■ Website and app data records:
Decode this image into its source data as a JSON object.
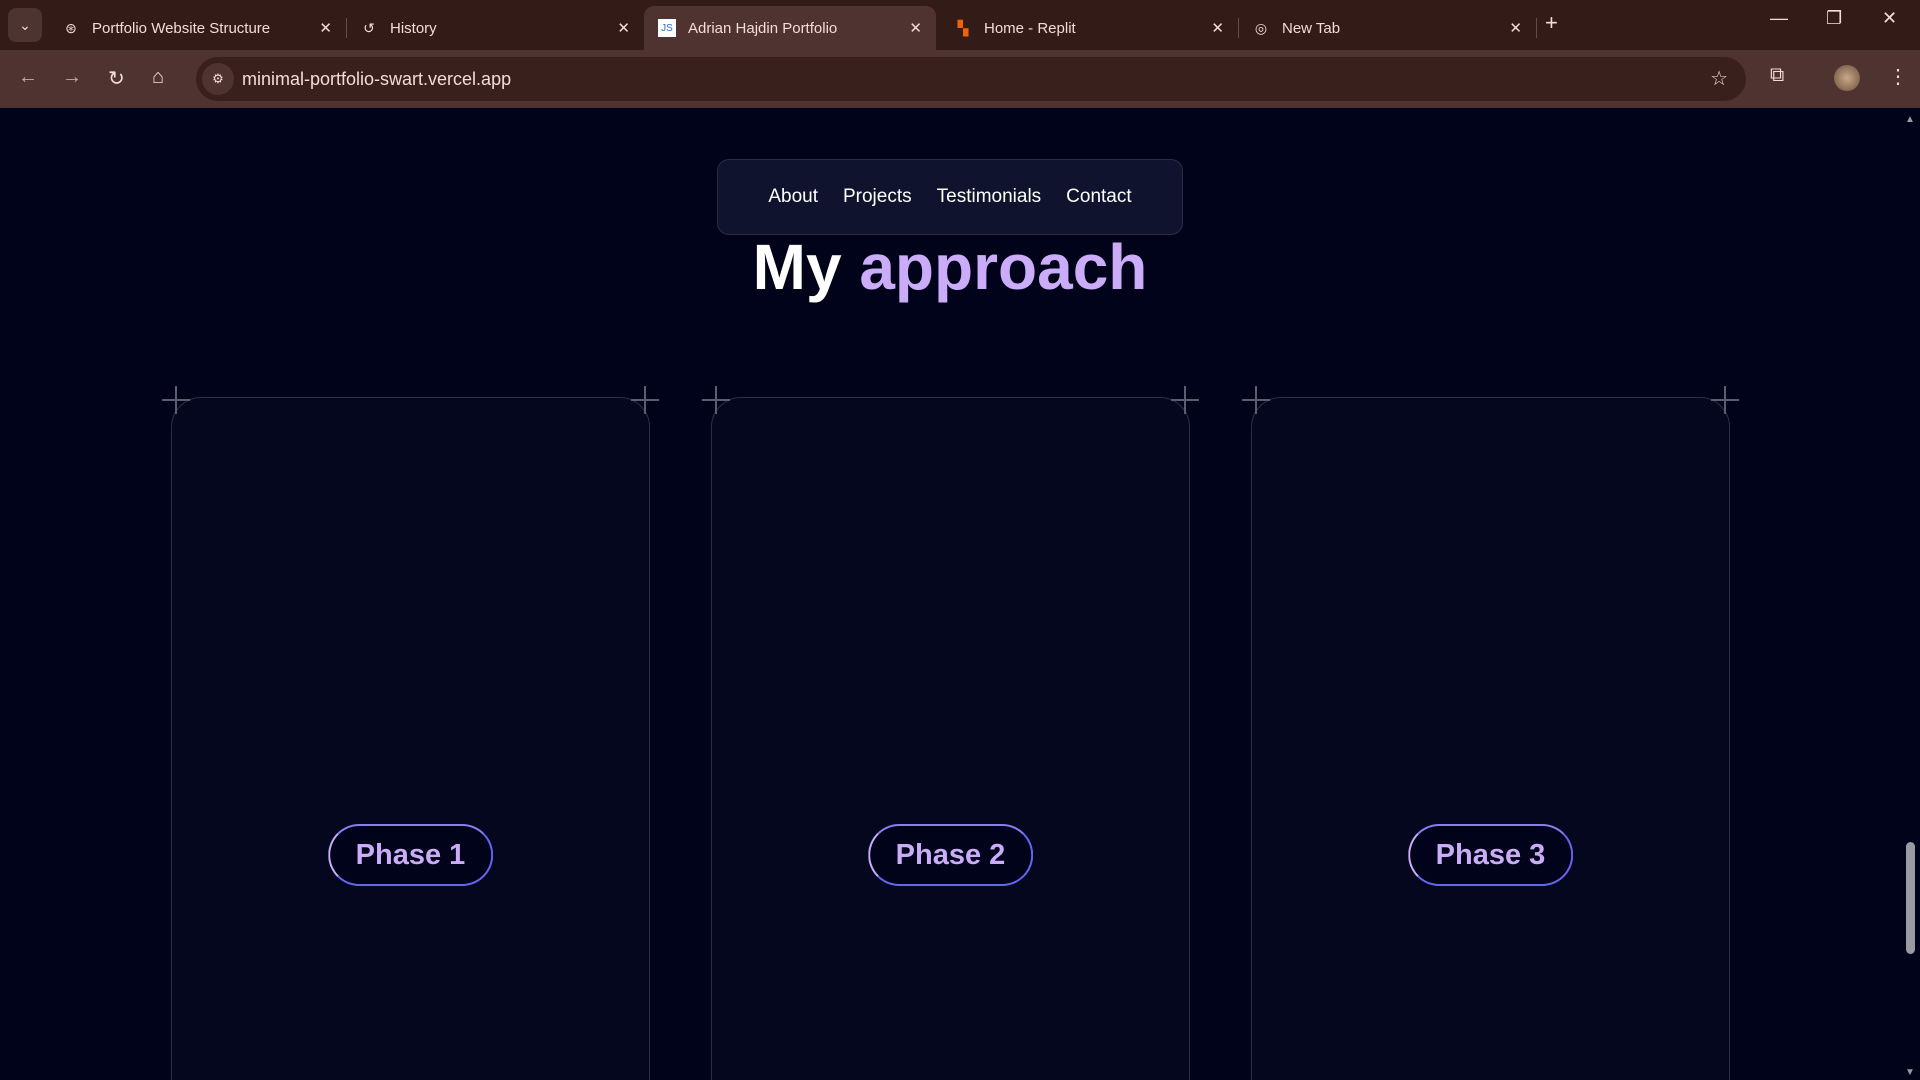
{
  "browser": {
    "tabs": [
      {
        "title": "Portfolio Website Structure",
        "icon": "openai-icon",
        "active": false
      },
      {
        "title": "History",
        "icon": "history-icon",
        "active": false
      },
      {
        "title": "Adrian Hajdin Portfolio",
        "icon": "site-favicon-icon",
        "active": true
      },
      {
        "title": "Home - Replit",
        "icon": "replit-icon",
        "active": false
      },
      {
        "title": "New Tab",
        "icon": "chrome-icon",
        "active": false
      }
    ],
    "url": "minimal-portfolio-swart.vercel.app"
  },
  "page": {
    "nav": [
      "About",
      "Projects",
      "Testimonials",
      "Contact"
    ],
    "heading": {
      "prefix": "My",
      "highlight": "approach"
    },
    "phases": [
      "Phase 1",
      "Phase 2",
      "Phase 3"
    ],
    "accent": "#cbacf9"
  }
}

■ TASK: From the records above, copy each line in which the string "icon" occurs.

■ OUTPUT BELOW:
        "icon": "openai-icon",
        "icon": "history-icon",
        "icon": "site-favicon-icon",
        "icon": "replit-icon",
        "icon": "chrome-icon",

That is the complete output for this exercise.